Sarin said the IRS already has been having conversations about how the agency will go about recruiting and hiring people who are capable of auditing partnerships and high-net-worth taxpayers.

Charles Rossotti, who served as IRS commissioner from 1997 to 2002, said he’s hopeful that the long-term nature of the funding will entice people to work for the IRS and help rebuild it.

“I am optimistic that the IRS can attract those people,” he said.

David Kautter, who was acting commissioner from 2017 to 2018, said the IRS should try to target early-career workers who might find the agency an appealing place to work because they will learn a great deal about the tax code, as well as late-career workers who are looking for a way to give back.
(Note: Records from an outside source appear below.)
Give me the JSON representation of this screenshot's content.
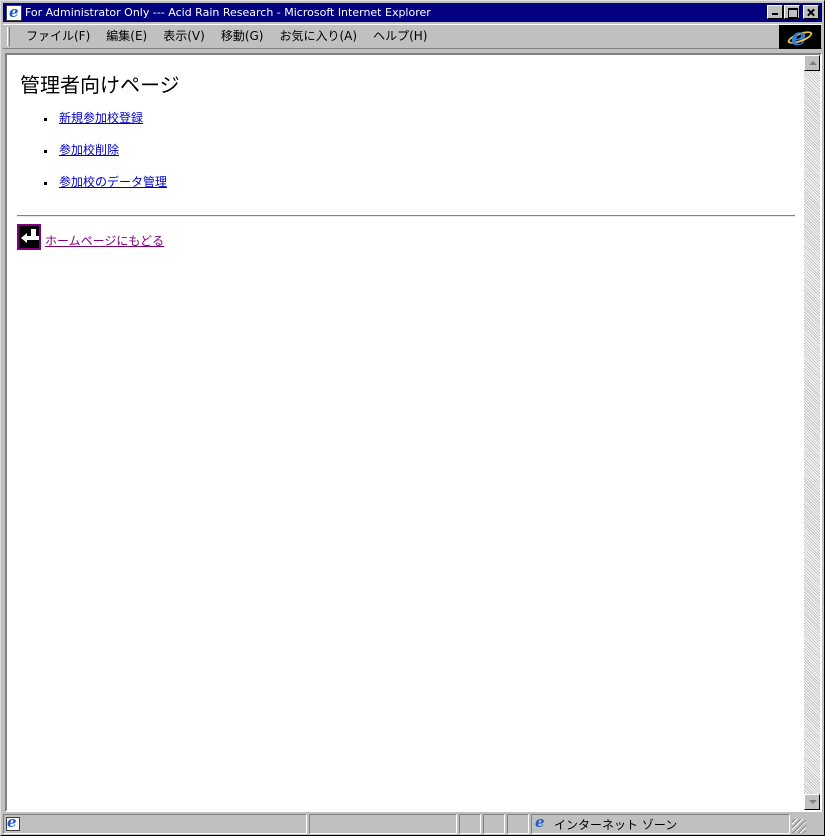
{
  "window": {
    "title": "For Administrator Only --- Acid Rain Research - Microsoft Internet Explorer"
  },
  "menu": {
    "items": [
      {
        "label": "ファイル(F)"
      },
      {
        "label": "編集(E)"
      },
      {
        "label": "表示(V)"
      },
      {
        "label": "移動(G)"
      },
      {
        "label": "お気に入り(A)"
      },
      {
        "label": "ヘルプ(H)"
      }
    ]
  },
  "page": {
    "title": "管理者向けページ",
    "links": [
      {
        "label": "新規参加校登録"
      },
      {
        "label": "参加校削除"
      },
      {
        "label": "参加校のデータ管理"
      }
    ],
    "back_link": {
      "label": "ホームページにもどる",
      "icon": "return-arrow-icon"
    }
  },
  "statusbar": {
    "zone": "インターネット ゾーン"
  },
  "colors": {
    "titlebar": "#000080",
    "link": "#0000cc",
    "visited_link": "#800080",
    "chrome": "#c0c0c0"
  }
}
“I think their best approach is to get people at the beginning of their career and at the end of their career,” he said. “I think the mid-career hires are exceedingly difficult to get.”

The initial version of the bill released by Senate Democrats last month included provisions for an expedited hiring process as well as higher rates of pay for a limited number of employees.

Those provisions weren’t in the version the Senate passed, because of budget rules in the chamber, but it’s possible the IRS could get more hiring flexibility in the future either administratively or through subsequent legislation.

Need for Transparency

Former IRS officials said it will be crucial for the IRS to keep Congress and the public abreast of how it is spending the money.

If a future Congress thinks the funds are being mismanaged, or if the IRS isn’t adequately communicating how it is spending the funds, lawmakers could seek to reduce the amount or reduce how much the IRS receives in annual appropriations.

The tax, climate, and health-care package lacks any Republican support, and GOP lawmakers have made the IRS funding one of their main targets of criticism of the bill.

Transparency from the IRS could help reassure the public that the money is being spent in ways that will be beneficial, former National Taxpayer Advocate Nina Olson said.

“That, to me, will dispel some of the fear-mongering that’s going on,” said Olson, who now is executive director of the Center for Taxpayer Rights.

Mark Everson, who was IRS commissioner from 2003 to 2007, said the agency should move cautiously on spending the money because lawmakers will be closely scrutinizing the agency’s actions.

“It’s better to move more slowly and deftly than it is to just move too quickly and generate missteps,” he said.

Former IRS officials said it’s important for the agency to consult with stakeholders in the process of spending the money. Olson and several others said it would be helpful if the IRS Oversight Board were revived so the agency received regular feedback and monitoring from people with private-sector experience.

“I think it really needs to be reinstated, and it needs to be focused on what the IRS is doing with this money on all fronts,” Olson said.

To contact the reporter on this story: Naomi Jagoda in Washington at njagoda@bloombergindustry.com

To contact the editors responsible for this story: Rachael Daigle at rdaigle@bloombergindustry.com; Butch Maier at bmaier@bloombergindustry.com